That's nice, but which of those are actually commercial? Most of the "products" featured in that article are one-off research or demonstration tools.
I've made something just like that. A few years back I made a "commercial" hazardous gas sensing system using CNT transistors, and installed it in an industrial chemical facility. This was based on technology I'd worked on as a postdoc which had been picked up by a Silicon Valley company and further invested in by DARPA. That's how things are supposed to work, right? It was a great technology demonstration, but too expensive to actually compete in the market. The project died as soon as we installed that first system.
The problem is not quality of the nanotubes, or material inhomogeneity (crystallographicly pure CNTs have been available for many years now), nor is it the price of CNTs. The limiting cost comes from the manufacturing processes that must be altered from exiting standards to accommodate CNTs. So... demo devices and prototypes are really not interesting anymore, we've had 20 years of those. We need to be seeing investment in foundries and factories designed to handle this material as an input. That's not going to happen at a university, and it's not likely to come from IBM or any of the other companies that have turned the nanotech PR-granting cycle into a cottage industry. If you're a commercial scientist being funded with grants, you have to be very careful not to get caught up in that death-spiral. The particular paper that this Slashdot summary is about is simply a slight alteration of science and techniques first developed (by IBM!) more than 10 years ago (they switched out titanium for molybdenum while keeping the same device geometry and non-scalable fabrication techniques). It's nice to see CNTs get attention again in a top tier journal, but this is not yet commercially relevant work.

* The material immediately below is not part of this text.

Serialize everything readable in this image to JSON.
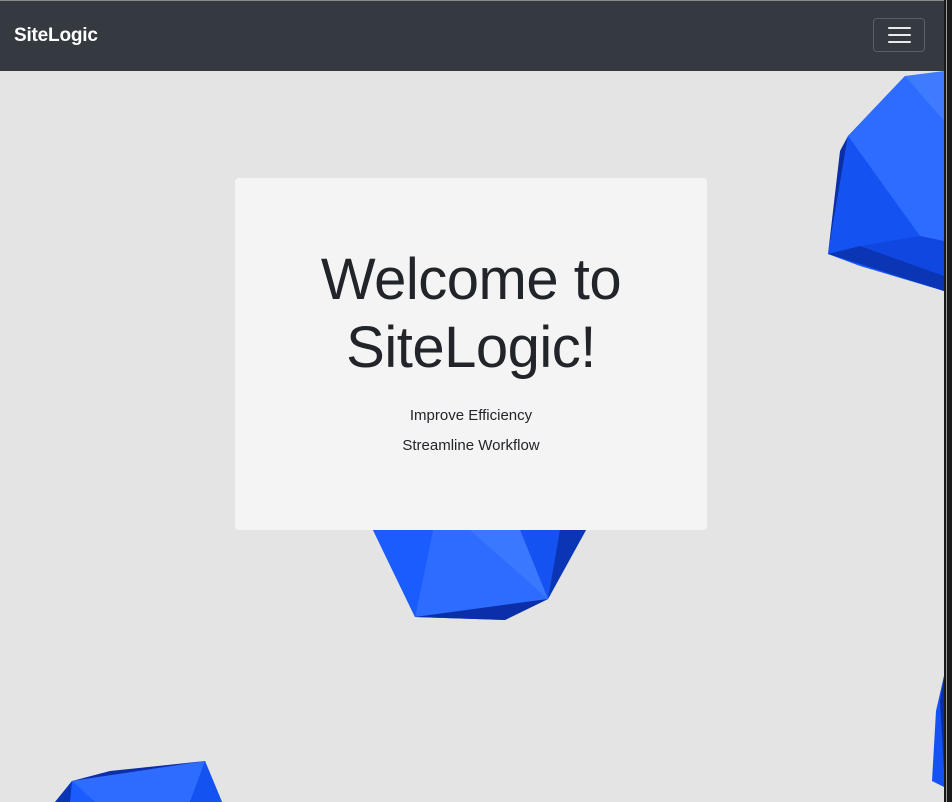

We should be interested when IBM says they're setting up a production line to test manufacture, package, and integrate into assembly some thousands of these chips.